By Adam Bernstein, Washington Post staff writer:
Edwin S. Cohen, 91, an eminent tax lawyer who became undersecretary of the Treasury in the first Nixon administration and composed tax-tinged doggerel, died Jan. 12 at his home in Charlottesville. He had heart disease.
In government service and private practice, Mr. Cohen had a major role in the formation of modern tax policy. He contributed heavily to the Internal Revenue Code of 1954, a massive overhaul of the federal income tax system.
A moderate Republican, Mr. Cohen was tapped in 1969 to serve as assistant secretary of the Treasury for tax policy and later was undersecretary before leaving in 1972. He had a strong role in passage of the Tax Reform Act of 1969, providing another round of sweeping changes to the tax code that affected individuals, corporations and foundations.
Among other things, the 1969 act provided the first provisions requiring foundations to give away annually a percentage of their assets. It also limited individuals from having to pay more than 50 percent of earned income in federal income taxes.
Mr. Cohen spent the rest of his career teaching at the University of Virginia, his law school alma mater, and serving of counsel to the law firm of Covington & Burling in Washington.
He also wrote a memoir, “A Lawyer’s Life: Deep in the Heart of Taxes” (1994), and verse about tax conundrums that he often used when lecturing.
Of the tax-law quirk known as the “marriage penalty,” which makes married couples owe more than singles, Mr. Cohen once wrote:
“When a boy meets a girl and they determine to wed,
They are not likely to think of the taxes ahead.
If one earns the wages and other’s keeping house,

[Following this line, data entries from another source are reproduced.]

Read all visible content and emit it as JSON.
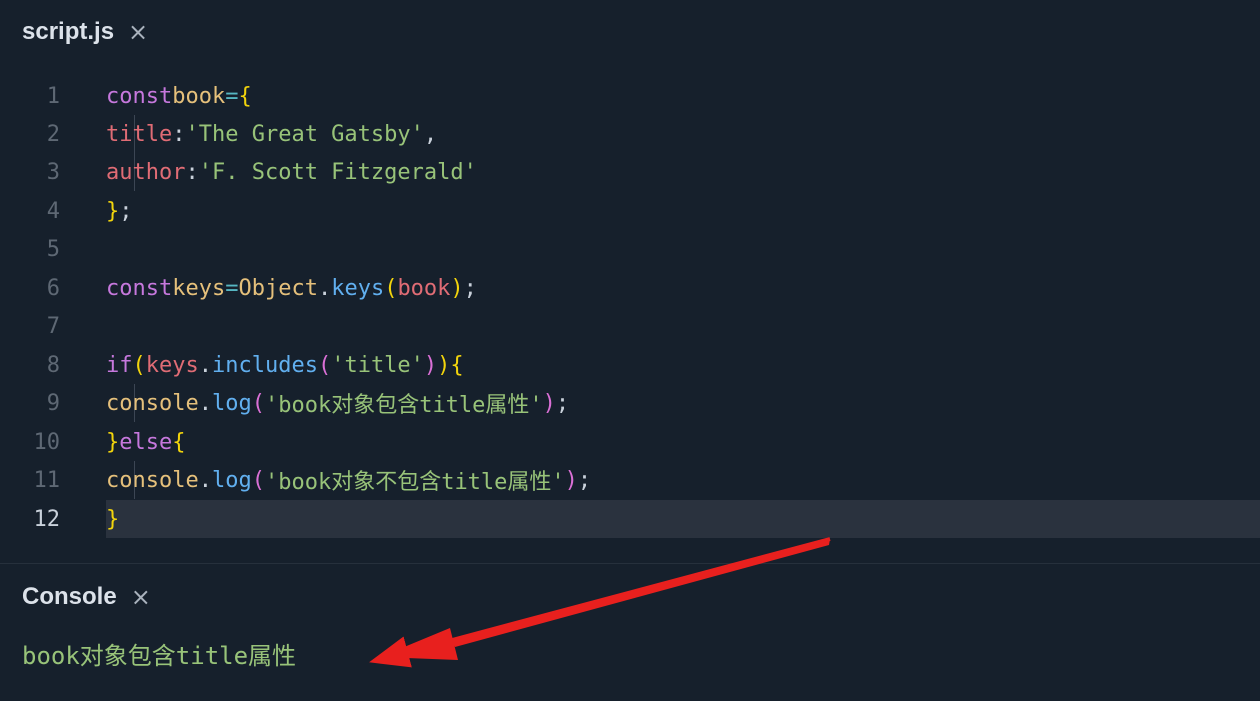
{
  "editor_tab": {
    "title": "script.js",
    "close": "×"
  },
  "code": {
    "line_numbers": [
      "1",
      "2",
      "3",
      "4",
      "5",
      "6",
      "7",
      "8",
      "9",
      "10",
      "11",
      "12"
    ],
    "l1": {
      "kw": "const",
      "name": "book",
      "eq": "=",
      "brace": "{"
    },
    "l2": {
      "prop": "title",
      "colon": ":",
      "str": "'The Great Gatsby'",
      "comma": ","
    },
    "l3": {
      "prop": "author",
      "colon": ":",
      "str": "'F. Scott Fitzgerald'"
    },
    "l4": {
      "brace": "}",
      "semi": ";"
    },
    "l6": {
      "kw": "const",
      "name": "keys",
      "eq": "=",
      "obj": "Object",
      "dot": ".",
      "fn": "keys",
      "lp": "(",
      "arg": "book",
      "rp": ")",
      "semi": ";"
    },
    "l8": {
      "kw": "if",
      "lp": "(",
      "obj": "keys",
      "dot": ".",
      "fn": "includes",
      "lp2": "(",
      "str": "'title'",
      "rp2": ")",
      "rp": ")",
      "brace": "{"
    },
    "l9": {
      "obj": "console",
      "dot": ".",
      "fn": "log",
      "lp": "(",
      "str": "'book对象包含title属性'",
      "rp": ")",
      "semi": ";"
    },
    "l10": {
      "close": "}",
      "kw": "else",
      "brace": "{"
    },
    "l11": {
      "obj": "console",
      "dot": ".",
      "fn": "log",
      "lp": "(",
      "str": "'book对象不包含title属性'",
      "rp": ")",
      "semi": ";"
    },
    "l12": {
      "brace": "}"
    }
  },
  "console_panel": {
    "title": "Console",
    "close": "×",
    "output": "book对象包含title属性"
  },
  "colors": {
    "background": "#16202c",
    "arrow": "#e8201e",
    "string": "#98c379",
    "keyword": "#c678dd"
  }
}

On the 15th of April each is happy as a spouse.
But if both are earners and their income’s the same,
They’ll find it’s been costly to share the same name.”
Edwin Samuel Cohen was born Sept. 27, 1914, in Richmond, where his father ran the Cohen Bros. department store.
He was a 1933 Phi Beta Kappa graduate of the University of Richmond. After completing law school in 1936, he went to work for Sullivan & Cromwell, a prestigious New York law firm.
There, he helped craft the Investment Company Act of 1940, which regulates the mutual fund industry. Years later, he was external tax counsel to the Investment Company Institute, the national organization of mutual fund companies.
At Sullivan & Cromwell, he also worked for partner Norris Darrell, who served as president of the American Law Institute and headed a project that led to the creation of the Internal Revenue Code of 1954.
After starting his own New York firm in 1949, Mr. Cohen advised the House Ways and Means Committee on the tax code reform. U-Va. recruited him in 1965 from his firm — then known as Root, Barrett, Cohen, Knapp and Smith — to teach taxation law.
Mr. Cohen was amply involved in several federal and state tax advisory bodies and commissions. He was a recipient of the Alexander Hamilton Award, the Treasury Department’s highest honor, and the American Bar Association’s distinguished service award.
Once a member of the University of Richmond tennis team, he continued to play tennis until last year.
His first wife, Carlyn Ladenberg Cohen, whom he married in 1936, died in 1942.
Survivors include his wife of 61 years, Helen Herz Cohen of Charlottesville; a son from his first marriage, Edwin C. Cohen of New York; two children from his second marriage, Roger Cohen of Denmark, Maine, and Wendy S. Cohen of Charlottesville; and two grandsons.